across southern Utah. Even tourists see this region as an empty spot on the map—an excuse to drive directly from Capitol Reef to Arches National Park.
The photography by Noble is stunning and powerful.
But it is precisely
this—nothing—that writer Brooke Williams and photographer Chris Noble find captivating about Escalante. In this thoughtful and exquisitely illustrated rumination, the authors tour the network of
chasms and gorges that began forming millions of years ago on the Colorado Plateau and today constitute a desert paradise of mesas, buttes, and boundless solitude. At the center of this landscape is
the region known as Escalante, 1.7 million mostly roadless acres, where silence, darkness, and emptiness have no intrusions.
With refreshing originality and a haunting rhythm to his prose,
Williams reflects on the notion of space and seclusion both internally and externally. Williams also celebrates the landscape: its geology, flora and fauna, its people from the ancient Fremont to its
Mormon pioneers, hiking aficionados and recluses such as Everett Ruess, and the controversial politics involved with the creation of Grand Staircase-Escalante National Monument.
Noble's photographs break down the distinction often felt even in very fine photos, that between the observer and the place. These images pull the reader into the landscape, seamlessly merging the
experience and the setting.
Part narrative, part poetry, and part meditation, this book charts the quiet places where the human spirit delights in solitude. It reminds us of our intimate

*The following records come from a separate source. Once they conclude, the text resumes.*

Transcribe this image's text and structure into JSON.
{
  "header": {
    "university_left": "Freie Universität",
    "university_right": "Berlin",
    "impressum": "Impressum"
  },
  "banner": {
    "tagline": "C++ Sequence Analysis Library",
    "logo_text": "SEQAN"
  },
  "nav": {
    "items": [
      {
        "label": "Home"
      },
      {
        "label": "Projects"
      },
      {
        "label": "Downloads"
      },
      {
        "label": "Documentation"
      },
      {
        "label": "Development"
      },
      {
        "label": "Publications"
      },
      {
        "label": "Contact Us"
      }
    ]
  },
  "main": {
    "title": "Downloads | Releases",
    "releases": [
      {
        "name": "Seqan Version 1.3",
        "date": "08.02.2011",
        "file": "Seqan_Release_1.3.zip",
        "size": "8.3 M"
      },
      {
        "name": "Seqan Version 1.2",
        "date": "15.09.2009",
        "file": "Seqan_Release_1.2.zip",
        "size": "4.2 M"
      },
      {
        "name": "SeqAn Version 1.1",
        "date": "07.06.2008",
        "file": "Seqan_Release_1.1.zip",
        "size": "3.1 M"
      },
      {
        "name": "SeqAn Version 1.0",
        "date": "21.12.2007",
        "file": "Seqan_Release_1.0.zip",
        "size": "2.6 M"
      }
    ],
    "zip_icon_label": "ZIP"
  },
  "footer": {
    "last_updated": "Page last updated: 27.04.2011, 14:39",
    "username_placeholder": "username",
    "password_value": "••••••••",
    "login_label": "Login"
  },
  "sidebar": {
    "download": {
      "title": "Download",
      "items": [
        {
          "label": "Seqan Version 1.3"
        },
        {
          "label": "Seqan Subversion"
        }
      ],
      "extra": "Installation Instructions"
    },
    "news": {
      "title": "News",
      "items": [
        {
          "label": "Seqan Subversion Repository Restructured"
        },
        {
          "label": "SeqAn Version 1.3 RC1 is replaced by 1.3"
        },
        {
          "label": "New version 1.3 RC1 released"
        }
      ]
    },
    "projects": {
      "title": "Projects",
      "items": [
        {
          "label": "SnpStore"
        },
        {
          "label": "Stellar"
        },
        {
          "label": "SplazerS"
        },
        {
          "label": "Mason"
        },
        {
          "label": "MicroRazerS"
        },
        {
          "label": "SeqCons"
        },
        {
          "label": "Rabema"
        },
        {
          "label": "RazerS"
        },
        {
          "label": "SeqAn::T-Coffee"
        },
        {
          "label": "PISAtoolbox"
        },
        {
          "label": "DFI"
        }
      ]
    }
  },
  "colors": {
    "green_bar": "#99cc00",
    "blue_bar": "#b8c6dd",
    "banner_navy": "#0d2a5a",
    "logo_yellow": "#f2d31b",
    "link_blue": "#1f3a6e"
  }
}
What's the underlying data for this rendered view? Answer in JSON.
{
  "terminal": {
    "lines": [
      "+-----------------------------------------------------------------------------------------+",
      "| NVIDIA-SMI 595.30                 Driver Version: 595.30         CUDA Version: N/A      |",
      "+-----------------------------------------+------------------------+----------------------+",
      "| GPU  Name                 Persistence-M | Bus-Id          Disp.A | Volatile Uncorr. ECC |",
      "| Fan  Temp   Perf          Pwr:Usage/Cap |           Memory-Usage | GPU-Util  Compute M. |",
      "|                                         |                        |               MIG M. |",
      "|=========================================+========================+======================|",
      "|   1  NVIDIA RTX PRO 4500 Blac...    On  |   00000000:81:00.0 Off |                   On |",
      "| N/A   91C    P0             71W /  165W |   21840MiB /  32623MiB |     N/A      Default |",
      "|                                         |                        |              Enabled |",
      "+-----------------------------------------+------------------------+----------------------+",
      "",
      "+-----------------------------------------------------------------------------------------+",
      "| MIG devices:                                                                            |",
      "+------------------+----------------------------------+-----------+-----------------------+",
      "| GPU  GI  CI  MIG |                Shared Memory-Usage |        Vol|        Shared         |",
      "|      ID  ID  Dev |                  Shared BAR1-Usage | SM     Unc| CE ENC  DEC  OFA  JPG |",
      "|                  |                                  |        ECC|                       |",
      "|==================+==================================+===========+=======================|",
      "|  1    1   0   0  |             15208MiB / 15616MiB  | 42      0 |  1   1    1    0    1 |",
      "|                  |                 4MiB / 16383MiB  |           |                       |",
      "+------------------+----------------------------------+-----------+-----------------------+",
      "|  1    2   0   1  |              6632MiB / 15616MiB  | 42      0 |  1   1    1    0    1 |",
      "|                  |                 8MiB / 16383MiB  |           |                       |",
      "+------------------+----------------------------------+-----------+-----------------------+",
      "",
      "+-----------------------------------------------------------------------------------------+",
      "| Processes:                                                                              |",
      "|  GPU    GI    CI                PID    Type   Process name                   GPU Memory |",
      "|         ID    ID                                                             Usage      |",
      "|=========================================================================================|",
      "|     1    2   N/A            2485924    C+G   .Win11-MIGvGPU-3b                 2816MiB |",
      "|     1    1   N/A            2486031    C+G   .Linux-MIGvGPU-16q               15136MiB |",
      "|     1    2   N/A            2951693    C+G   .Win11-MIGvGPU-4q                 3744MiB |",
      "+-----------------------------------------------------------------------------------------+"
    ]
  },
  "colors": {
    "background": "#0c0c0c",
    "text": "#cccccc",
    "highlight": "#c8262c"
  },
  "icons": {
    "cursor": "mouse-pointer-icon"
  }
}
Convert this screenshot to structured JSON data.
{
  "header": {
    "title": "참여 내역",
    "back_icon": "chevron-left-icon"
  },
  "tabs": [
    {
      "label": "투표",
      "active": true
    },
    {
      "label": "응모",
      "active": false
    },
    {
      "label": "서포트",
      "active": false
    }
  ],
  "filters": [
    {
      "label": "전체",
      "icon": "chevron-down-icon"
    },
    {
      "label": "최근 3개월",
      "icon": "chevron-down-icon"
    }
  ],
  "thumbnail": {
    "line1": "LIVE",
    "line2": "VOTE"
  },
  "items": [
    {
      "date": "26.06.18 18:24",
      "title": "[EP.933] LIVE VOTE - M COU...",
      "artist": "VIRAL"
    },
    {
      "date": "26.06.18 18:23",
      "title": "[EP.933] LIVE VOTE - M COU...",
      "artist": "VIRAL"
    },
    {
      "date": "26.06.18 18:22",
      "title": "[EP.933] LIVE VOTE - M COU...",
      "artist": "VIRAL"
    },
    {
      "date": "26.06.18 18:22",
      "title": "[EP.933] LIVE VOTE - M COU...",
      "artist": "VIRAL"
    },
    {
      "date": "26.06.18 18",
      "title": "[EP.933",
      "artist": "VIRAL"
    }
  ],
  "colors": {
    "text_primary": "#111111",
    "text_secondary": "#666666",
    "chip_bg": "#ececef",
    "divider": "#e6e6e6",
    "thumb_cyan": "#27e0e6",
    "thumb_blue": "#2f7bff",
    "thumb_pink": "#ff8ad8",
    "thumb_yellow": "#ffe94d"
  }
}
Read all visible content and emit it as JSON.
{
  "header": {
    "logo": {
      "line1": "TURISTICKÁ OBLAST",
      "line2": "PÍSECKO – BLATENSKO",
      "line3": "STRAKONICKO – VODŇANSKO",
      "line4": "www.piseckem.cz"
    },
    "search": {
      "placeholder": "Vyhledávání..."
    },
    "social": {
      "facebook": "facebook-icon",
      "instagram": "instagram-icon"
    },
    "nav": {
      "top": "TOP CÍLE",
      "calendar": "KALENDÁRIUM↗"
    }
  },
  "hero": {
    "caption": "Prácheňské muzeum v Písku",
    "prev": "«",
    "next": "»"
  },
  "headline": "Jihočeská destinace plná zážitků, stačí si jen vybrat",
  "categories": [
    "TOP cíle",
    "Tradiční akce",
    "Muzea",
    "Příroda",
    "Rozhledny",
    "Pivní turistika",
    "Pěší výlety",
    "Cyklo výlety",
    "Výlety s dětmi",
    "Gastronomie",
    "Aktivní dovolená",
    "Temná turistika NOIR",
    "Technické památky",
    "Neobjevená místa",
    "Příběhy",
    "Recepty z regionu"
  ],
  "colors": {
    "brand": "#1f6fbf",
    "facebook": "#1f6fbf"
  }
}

connection with the wild and of the landscape's powerful pulse especially when there is nothing to be found.